Introduction • Environmental biotechnology is the solving of environmental problems through the application of biotechnology.
Why environmental biotechnology? • It is needed to: • eliminate the hazardous wastes produced by our other technologies. • distinguish between similar species and ensure species are not at risk of extinction. • create alternative energy sources (i.e. Biofuel).
1) Molecular Ecology • Using biological techniques (i.e. DNA fingerprinting) to better understand aspects of nature. • This is done to look at the biodiversity of different populations to ensure they are not at risk of going extinct (cheetahs and polar bears currently). • It can be used to determine if a new species has emerged and also better map the evolutionary development of different families of animals (horses and whales currently).
1) Molecular Ecology Biofuel exaggeration Reading a DNA fingerprint
2) Bioremediation • Bioremediation is the use of bacteria (or fungi) to clean up hazardous environmental wastes. • The bacteria essentially turn the dangerous waste products into less hazardous, easy to dispose of, waste. • Plants are also being tested in some areas to do this job (Sunflowers at Chernobyl removed Cesium and Strontium).

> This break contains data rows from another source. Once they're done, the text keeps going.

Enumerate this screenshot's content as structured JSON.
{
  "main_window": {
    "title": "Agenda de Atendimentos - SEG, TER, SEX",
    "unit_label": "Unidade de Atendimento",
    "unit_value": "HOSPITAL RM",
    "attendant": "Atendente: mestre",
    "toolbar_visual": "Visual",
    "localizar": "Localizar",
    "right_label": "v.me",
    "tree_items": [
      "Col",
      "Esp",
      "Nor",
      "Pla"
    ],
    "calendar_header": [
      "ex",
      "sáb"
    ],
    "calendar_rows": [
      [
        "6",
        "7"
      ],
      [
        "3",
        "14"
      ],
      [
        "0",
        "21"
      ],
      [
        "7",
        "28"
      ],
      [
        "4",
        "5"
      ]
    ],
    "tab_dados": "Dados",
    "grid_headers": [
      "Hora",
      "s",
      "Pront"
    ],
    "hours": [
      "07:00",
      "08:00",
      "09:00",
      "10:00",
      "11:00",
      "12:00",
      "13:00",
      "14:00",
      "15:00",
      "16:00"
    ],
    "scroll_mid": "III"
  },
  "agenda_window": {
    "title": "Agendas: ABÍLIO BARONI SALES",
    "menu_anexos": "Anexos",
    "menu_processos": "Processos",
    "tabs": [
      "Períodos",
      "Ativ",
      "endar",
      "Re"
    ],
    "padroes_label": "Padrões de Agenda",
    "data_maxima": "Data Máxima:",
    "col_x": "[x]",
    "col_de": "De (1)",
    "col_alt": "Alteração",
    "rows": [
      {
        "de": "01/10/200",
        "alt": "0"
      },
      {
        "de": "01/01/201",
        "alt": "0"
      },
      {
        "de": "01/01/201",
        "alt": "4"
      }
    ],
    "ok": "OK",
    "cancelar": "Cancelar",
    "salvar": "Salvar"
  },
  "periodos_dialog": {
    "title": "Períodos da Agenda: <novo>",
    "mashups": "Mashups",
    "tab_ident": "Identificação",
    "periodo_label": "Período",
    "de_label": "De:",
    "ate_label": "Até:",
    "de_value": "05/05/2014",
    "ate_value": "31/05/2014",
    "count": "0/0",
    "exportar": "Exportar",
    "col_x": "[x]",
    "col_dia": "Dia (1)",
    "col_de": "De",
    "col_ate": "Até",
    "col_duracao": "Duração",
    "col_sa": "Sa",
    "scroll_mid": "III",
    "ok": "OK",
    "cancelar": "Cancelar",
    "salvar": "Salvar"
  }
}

2) Bioremediation • Bioremediation has been used to clean remains from military sties and in the arctic and has been used to clean up after oil spills off of Alaska. • Currently, this science can “engineer” bacteria to break down hazardous waste right at the workplace to avoid transport and storage.
3) Biosensors • A biosensor uses a biological entity (i.e. bacteria) to monitor levels of certain chemicals OR uses chemicals to monitor levels of certain biological entities (i.e. pathogens).
3) Biosensors • Current uses of biosensors include: • Detecting levels of toxins in an ecosystem • Detecting airborne pathogens (i.e. anthrax) • Monitoring blood glucose levels
4) Biofuels • A biofuel is a plant derived fuel that is deemed more environmentally friendly that current fuel sources as they all release less carbon dioxide into the atmosphere. • Ethanol from corn is placed in many gasoline varieties in North America. • Biodiesel is fuel made from used cooking oil. • Biogas is made from gases released by compost or a landfill.
4) Biofuels • The current project of many biofuel scientists is aptly nicknamed “A Journey to Forever”, creating a self-sustaining biofuel cell that gives off no greenhouse gas emissions. • Many different bacterial strains can produce lots of hydrogen under anaerobic conditions. • This hydrogen can be used as a fuel source with the only waste product being oxidized hydrogen… water. • This technology has not been perfected yet.